Overall, I enjoyed Sánchez-Martín’s presentation and certainly learned from the different perspectives of the webinar participants. Educators must consider their students just as writers must consider their audiences. However, ultimately, I disagree with removing the focus on writing as a process and with no longer encouraging students to learn to write according to genre-specific norms and conventions.
Cleary, Y., Rice, R., Zemliansky, P., St.Amant, K., & Borgman, J. C. (2019). Perspectives on teaching writing online in global contexts: Ideas, insights, and projections. ROLE: Research in Online Literacy Education, 2(1), http://www.roleolor.org/perspectives-on-teaching-writing-online.html
Gonzales, L. & Butler, J. (2020). Working toward social justice through multilingualism, multimodality, and accessibility in writing classrooms. Composition Forum, 44(Summer). https://compositionforum.com/issue/44/multilingualism.php
Harris, H. S., Lubbes, T., Knowles, N., & Harris, J. (2014). Translation, transformation, and ‘taking it back’: Moving between face-to-face and online writing in the disciplines. The WAC Journal, 25(2), 107-135. http://wac.colostate.edu/journal/vol25/vol25.pdf#page=107
Witte, A. (2018). ‘Why won’t Moodle. . .?’: Using genre studies to understand students’ approaches to interacting with user-interfaces. Computers & Composition, 49, 48-60. doi:https://doi.org/10.1016/j.compcom.2018.05.004

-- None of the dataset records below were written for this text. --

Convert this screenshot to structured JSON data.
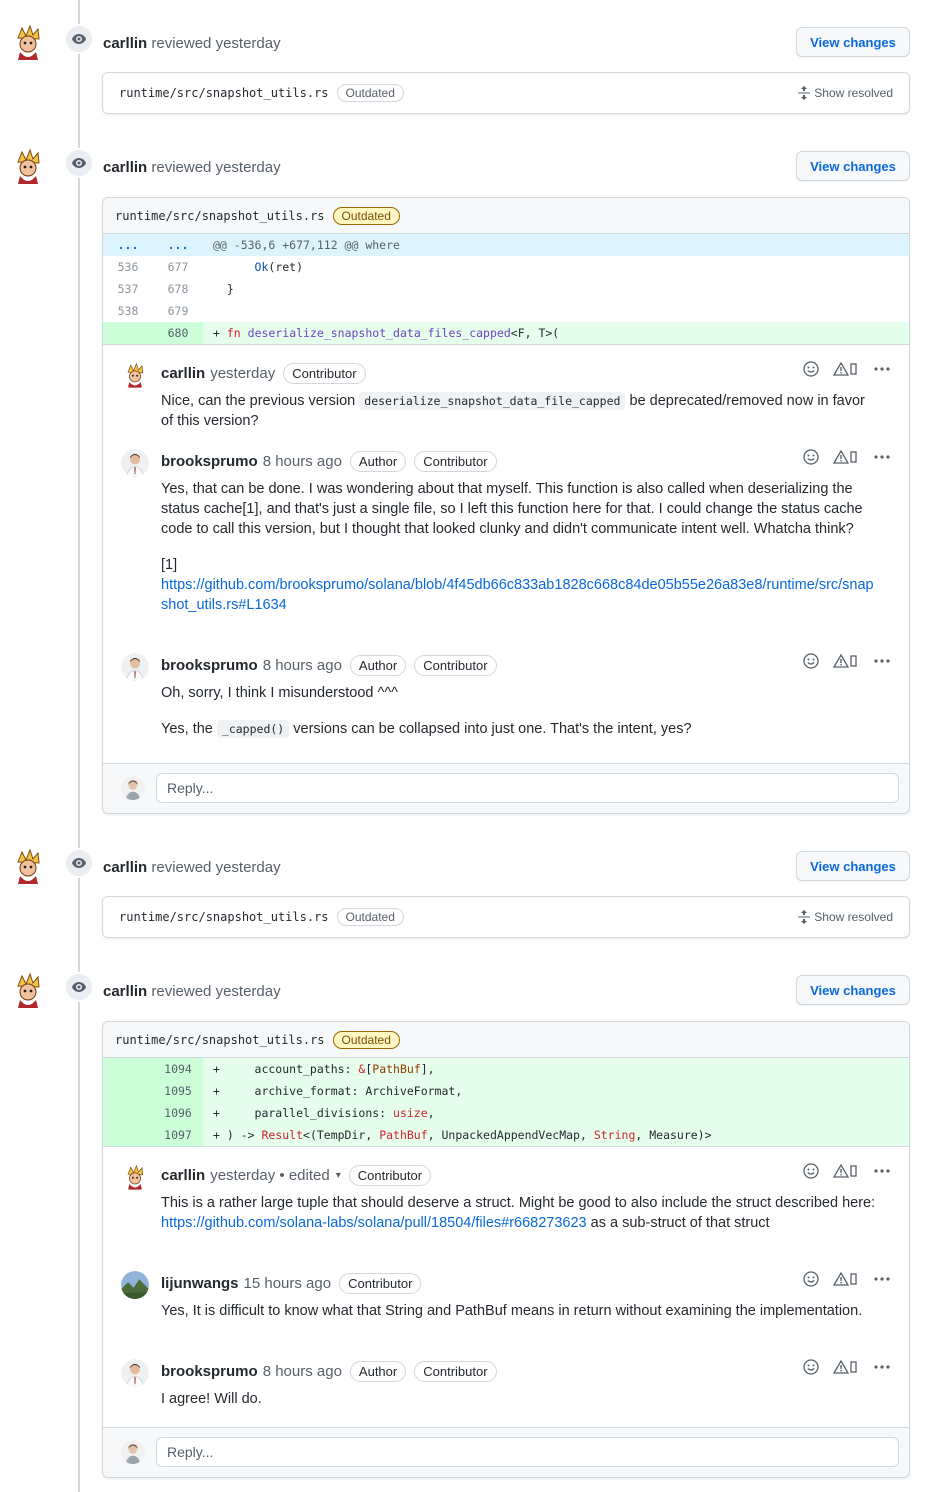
{
  "reviews": [
    {
      "author": "carllin",
      "action": "reviewed",
      "time": "yesterday",
      "view_btn": "View changes",
      "file": "runtime/src/snapshot_utils.rs",
      "badge": "Outdated",
      "show_resolved": "Show resolved"
    },
    {
      "author": "carllin",
      "action": "reviewed",
      "time": "yesterday",
      "view_btn": "View changes",
      "file": "runtime/src/snapshot_utils.rs",
      "badge": "Outdated",
      "hunk": {
        "old": "...",
        "new": "...",
        "text": "@@ -536,6 +677,112 @@ where"
      },
      "lines": [
        {
          "old": "536",
          "new": "677",
          "text": "      Ok(ret)"
        },
        {
          "old": "537",
          "new": "678",
          "text": "  }"
        },
        {
          "old": "538",
          "new": "679",
          "text": ""
        },
        {
          "old": "",
          "new": "680",
          "text": "+ fn deserialize_snapshot_data_files_capped<F, T>("
        }
      ],
      "comments": [
        {
          "author": "carllin",
          "time": "yesterday",
          "badges": [
            "Contributor"
          ],
          "body_pre": "Nice, can the previous version",
          "code": "deserialize_snapshot_data_file_capped",
          "body_post": "be deprecated/removed now in favor of this version?"
        },
        {
          "author": "brooksprumo",
          "time": "8 hours ago",
          "badges": [
            "Author",
            "Contributor"
          ],
          "p1": "Yes, that can be done. I was wondering about that myself. This function is also called when deserializing the status cache[1], and that's just a single file, so I left this function here for that. I could change the status cache code to call this version, but I thought that looked clunky and didn't communicate intent well. Whatcha think?",
          "ref": "[1]",
          "link": "https://github.com/brooksprumo/solana/blob/4f45db66c833ab1828c668c84de05b55e26a83e8/runtime/src/snapshot_utils.rs#L1634"
        },
        {
          "author": "brooksprumo",
          "time": "8 hours ago",
          "badges": [
            "Author",
            "Contributor"
          ],
          "p1": "Oh, sorry, I think I misunderstood ^^^",
          "p2_pre": "Yes, the",
          "code": "_capped()",
          "p2_post": "versions can be collapsed into just one. That's the intent, yes?"
        }
      ],
      "reply_placeholder": "Reply..."
    },
    {
      "author": "carllin",
      "action": "reviewed",
      "time": "yesterday",
      "view_btn": "View changes",
      "file": "runtime/src/snapshot_utils.rs",
      "badge": "Outdated",
      "show_resolved": "Show resolved"
    },
    {
      "author": "carllin",
      "action": "reviewed",
      "time": "yesterday",
      "view_btn": "View changes",
      "file": "runtime/src/snapshot_utils.rs",
      "badge": "Outdated",
      "lines": [
        {
          "new": "1094",
          "text": "+     account_paths: &[PathBuf],"
        },
        {
          "new": "1095",
          "text": "+     archive_format: ArchiveFormat,"
        },
        {
          "new": "1096",
          "text": "+     parallel_divisions: usize,"
        },
        {
          "new": "1097",
          "text": "+ ) -> Result<(TempDir, PathBuf, UnpackedAppendVecMap, String, Measure)>"
        }
      ],
      "comments": [
        {
          "author": "carllin",
          "time": "yesterday",
          "edited": "• edited",
          "badges": [
            "Contributor"
          ],
          "body_pre": "This is a rather large tuple that should deserve a struct. Might be good to also include the struct described here:",
          "link": "https://github.com/solana-labs/solana/pull/18504/files#r668273623",
          "body_post": "as a sub-struct of that struct"
        },
        {
          "author": "lijunwangs",
          "time": "15 hours ago",
          "badges": [
            "Contributor"
          ],
          "body": "Yes, It is difficult to know what that String and PathBuf means in return without examining the implementation."
        },
        {
          "author": "brooksprumo",
          "time": "8 hours ago",
          "badges": [
            "Author",
            "Contributor"
          ],
          "body": "I agree! Will do."
        }
      ],
      "reply_placeholder": "Reply..."
    }
  ],
  "colors": {
    "link": "#0969da",
    "outdated": "#9a6700",
    "add_bg": "#e6ffec",
    "hunk_bg": "#ddf4ff"
  }
}
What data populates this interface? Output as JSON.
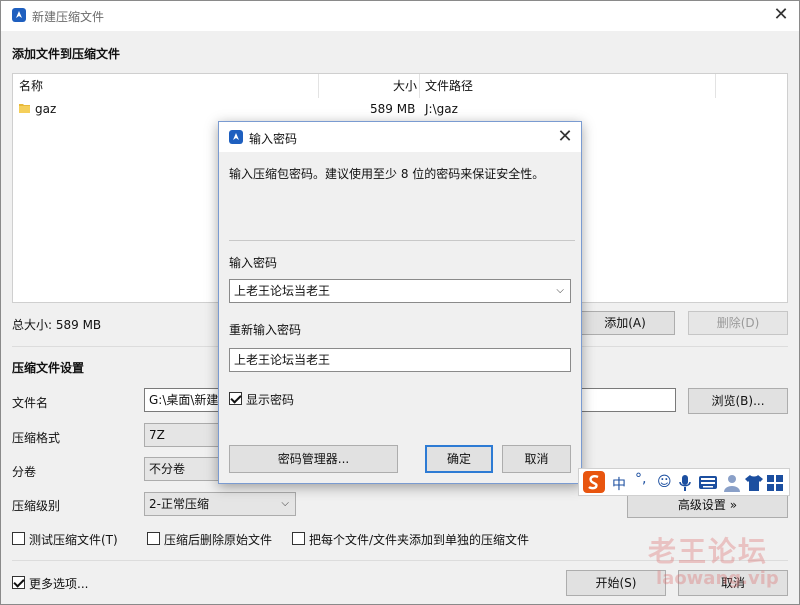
{
  "window": {
    "title": "新建压缩文件"
  },
  "add_section": {
    "heading": "添加文件到压缩文件"
  },
  "file_list": {
    "columns": {
      "name": "名称",
      "size": "大小",
      "path": "文件路径"
    },
    "rows": [
      {
        "name": "gaz",
        "size": "589 MB",
        "path": "J:\\gaz"
      }
    ]
  },
  "total_size": "总大小: 589 MB",
  "buttons": {
    "add": "添加(A)",
    "delete": "删除(D)",
    "browse": "浏览(B)...",
    "advanced": "高级设置 »",
    "start": "开始(S)",
    "cancel": "取消"
  },
  "settings": {
    "heading": "压缩文件设置",
    "filename_label": "文件名",
    "filename_value": "G:\\桌面\\新建",
    "format_label": "压缩格式",
    "format_value": "7Z",
    "split_label": "分卷",
    "split_value": "不分卷",
    "level_label": "压缩级别",
    "level_value": "2-正常压缩"
  },
  "options": {
    "test": "测试压缩文件(T)",
    "delete_after": "压缩后删除原始文件",
    "separate": "把每个文件/文件夹添加到单独的压缩文件",
    "more": "更多选项..."
  },
  "dialog": {
    "title": "输入密码",
    "description": "输入压缩包密码。建议使用至少 8 位的密码来保证安全性。",
    "password_label": "输入密码",
    "password_value": "上老王论坛当老王",
    "confirm_label": "重新输入密码",
    "confirm_value": "上老王论坛当老王",
    "show_password": "显示密码",
    "manager_button": "密码管理器...",
    "ok_button": "确定",
    "cancel_button": "取消"
  },
  "ime": {
    "mode": "中"
  },
  "watermark": {
    "line1": "老王论坛",
    "line2": "laowang.vip"
  },
  "colors": {
    "accent": "#2d7bd4",
    "icon_blue": "#1e5fbf",
    "ime_s": "#e8550f"
  }
}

Woodley, X., Hernandez, C., Parra, J., & Negash, B. (2017). Celebrating difference: Best practices in culturally responsive teaching online. TechTrends 61, 470–478 (2017). https://doi.org/10.1007/s11528-017-0207-z